▶ INFORMATION
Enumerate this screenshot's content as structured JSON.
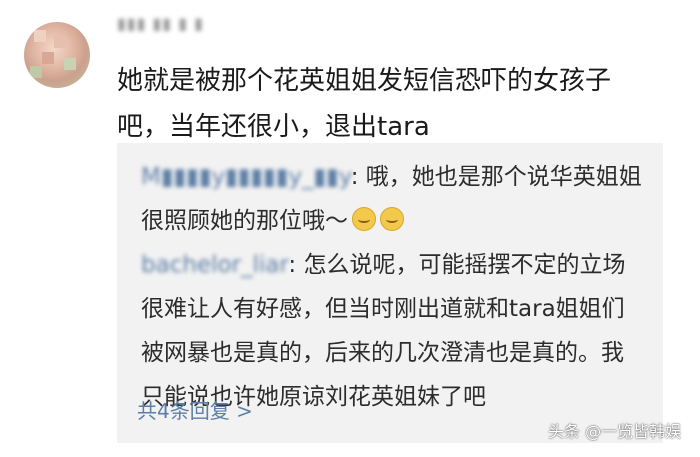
{
  "comment": {
    "username": "▮▮▮ ▮▮ ▮ ▮",
    "text": "她就是被那个花英姐姐发短信恐吓的女孩子吧，当年还很小，退出tara"
  },
  "replies": [
    {
      "username": "M▮▮▮▮y▮▮▮▮▮y_▮▮y",
      "text": "哦，她也是那个说华英姐姐很照顾她的那位哦～",
      "emoji_count": 2
    },
    {
      "username": "bachelor_liar",
      "text": "怎么说呢，可能摇摆不定的立场很难让人有好感，但当时刚出道就和tara姐姐们被网暴也是真的，后来的几次澄清也是真的。我只能说也许她原谅刘花英姐妹了吧"
    }
  ],
  "more_replies": "共4条回复 >",
  "watermark": "头条 @一览皆韩娱"
}
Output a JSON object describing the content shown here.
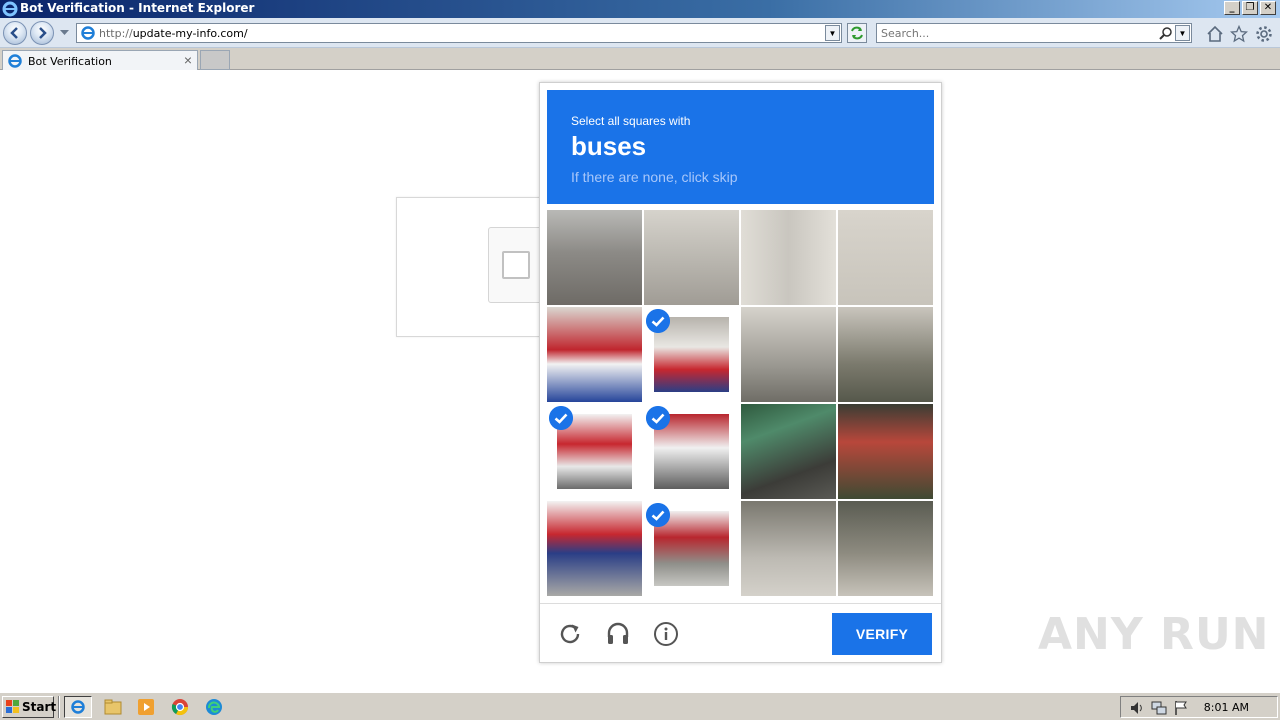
{
  "window": {
    "title": "Bot Verification - Internet Explorer"
  },
  "address_bar": {
    "protocol": "http://",
    "host": "update-my-info.com/"
  },
  "search": {
    "placeholder": "Search..."
  },
  "tabs": [
    {
      "label": "Bot Verification"
    }
  ],
  "challenge": {
    "instruction": "Select all squares with",
    "target": "buses",
    "hint": "If there are none, click skip",
    "grid": {
      "rows": 4,
      "cols": 4,
      "selected": [
        5,
        8,
        9,
        13
      ]
    },
    "verify_label": "VERIFY",
    "accent": "#1a73e8"
  },
  "watermark": {
    "text": "ANY RUN"
  },
  "taskbar": {
    "start_label": "Start",
    "clock": "8:01 AM"
  }
}
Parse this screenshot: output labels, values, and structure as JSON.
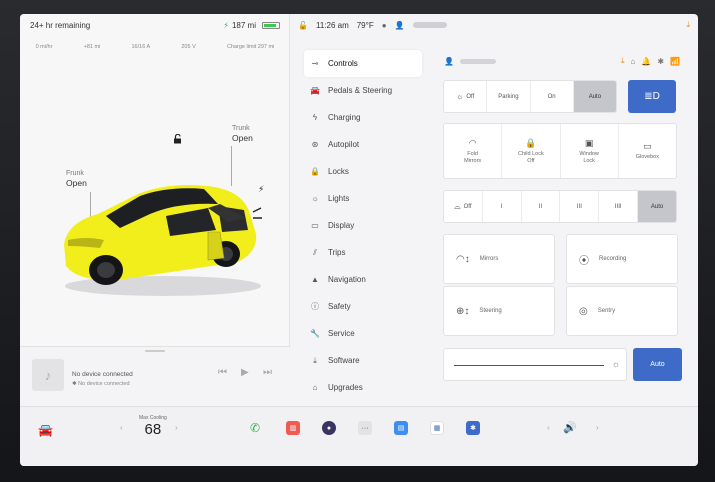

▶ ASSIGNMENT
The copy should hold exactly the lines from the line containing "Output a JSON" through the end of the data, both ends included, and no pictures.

▶ SOLUTION
Output a JSON object describing the content shown here.
{
  "window": {
    "title": "Bot Verification - Internet Explorer"
  },
  "address_bar": {
    "protocol": "http://",
    "host": "update-my-info.com/"
  },
  "search": {
    "placeholder": "Search..."
  },
  "tabs": [
    {
      "label": "Bot Verification"
    }
  ],
  "challenge": {
    "instruction": "Select all squares with",
    "target": "buses",
    "hint": "If there are none, click skip",
    "grid": {
      "rows": 4,
      "cols": 4,
      "selected": [
        5,
        8,
        9,
        13
      ]
    },
    "verify_label": "VERIFY",
    "accent": "#1a73e8"
  },
  "watermark": {
    "text": "ANY RUN"
  },
  "taskbar": {
    "start_label": "Start",
    "clock": "8:01 AM"
  }
}
Parse this screenshot: output labels, values, and structure as JSON.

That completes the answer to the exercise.